# REQUIRED ACTION
Your response should be the complete set of records, reproduced exactly.

# STORED DATA
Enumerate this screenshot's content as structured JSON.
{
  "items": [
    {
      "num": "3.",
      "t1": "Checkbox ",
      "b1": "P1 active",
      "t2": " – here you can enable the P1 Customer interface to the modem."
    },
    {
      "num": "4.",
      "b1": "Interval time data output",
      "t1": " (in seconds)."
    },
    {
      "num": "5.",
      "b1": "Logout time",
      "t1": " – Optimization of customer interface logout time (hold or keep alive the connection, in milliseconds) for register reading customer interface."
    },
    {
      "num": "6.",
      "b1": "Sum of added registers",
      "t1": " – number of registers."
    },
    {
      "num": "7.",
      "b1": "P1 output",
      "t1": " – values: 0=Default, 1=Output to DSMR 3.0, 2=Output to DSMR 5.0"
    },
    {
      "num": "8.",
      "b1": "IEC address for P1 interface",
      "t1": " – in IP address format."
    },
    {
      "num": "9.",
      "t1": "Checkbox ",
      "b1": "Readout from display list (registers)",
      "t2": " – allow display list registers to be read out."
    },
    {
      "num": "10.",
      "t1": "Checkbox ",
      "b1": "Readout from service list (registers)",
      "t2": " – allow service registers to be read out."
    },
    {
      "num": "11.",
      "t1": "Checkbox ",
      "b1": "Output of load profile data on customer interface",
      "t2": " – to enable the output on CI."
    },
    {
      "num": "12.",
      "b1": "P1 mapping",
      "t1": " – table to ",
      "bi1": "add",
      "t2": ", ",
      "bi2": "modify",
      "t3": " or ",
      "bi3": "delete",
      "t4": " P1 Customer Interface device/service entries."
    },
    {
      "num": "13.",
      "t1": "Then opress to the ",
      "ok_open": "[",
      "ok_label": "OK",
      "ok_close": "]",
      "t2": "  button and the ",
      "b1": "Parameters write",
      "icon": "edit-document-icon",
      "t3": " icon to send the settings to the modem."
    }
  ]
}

# SOLUTION TO THIS TASK
Enumerate this screenshot's content as structured JSON.
{
  "items": [
    {
      "num": "3.",
      "t1": "Checkbox ",
      "b1": "P1 active",
      "t2": " – here you can enable the P1 Customer interface to the modem."
    },
    {
      "num": "4.",
      "b1": "Interval time data output",
      "t1": " (in seconds)."
    },
    {
      "num": "5.",
      "b1": "Logout time",
      "t1": " – Optimization of customer interface logout time (hold or keep alive the connection, in milliseconds) for register reading customer interface."
    },
    {
      "num": "6.",
      "b1": "Sum of added registers",
      "t1": " – number of registers."
    },
    {
      "num": "7.",
      "b1": "P1 output",
      "t1": " – values: 0=Default, 1=Output to DSMR 3.0, 2=Output to DSMR 5.0"
    },
    {
      "num": "8.",
      "b1": "IEC address for P1 interface",
      "t1": " – in IP address format."
    },
    {
      "num": "9.",
      "t1": "Checkbox ",
      "b1": "Readout from display list (registers)",
      "t2": " – allow display list registers to be read out."
    },
    {
      "num": "10.",
      "t1": "Checkbox ",
      "b1": "Readout from service list (registers)",
      "t2": " – allow service registers to be read out."
    },
    {
      "num": "11.",
      "t1": "Checkbox ",
      "b1": "Output of load profile data on customer interface",
      "t2": " – to enable the output on CI."
    },
    {
      "num": "12.",
      "b1": "P1 mapping",
      "t1": " – table to ",
      "bi1": "add",
      "t2": ", ",
      "bi2": "modify",
      "t3": " or ",
      "bi3": "delete",
      "t4": " P1 Customer Interface device/service entries."
    },
    {
      "num": "13.",
      "t1": "Then opress to the ",
      "ok_open": "[",
      "ok_label": "OK",
      "ok_close": "]",
      "t2": "  button and the ",
      "b1": "Parameters write",
      "icon": "edit-document-icon",
      "t3": " icon to send the settings to the modem."
    }
  ]
}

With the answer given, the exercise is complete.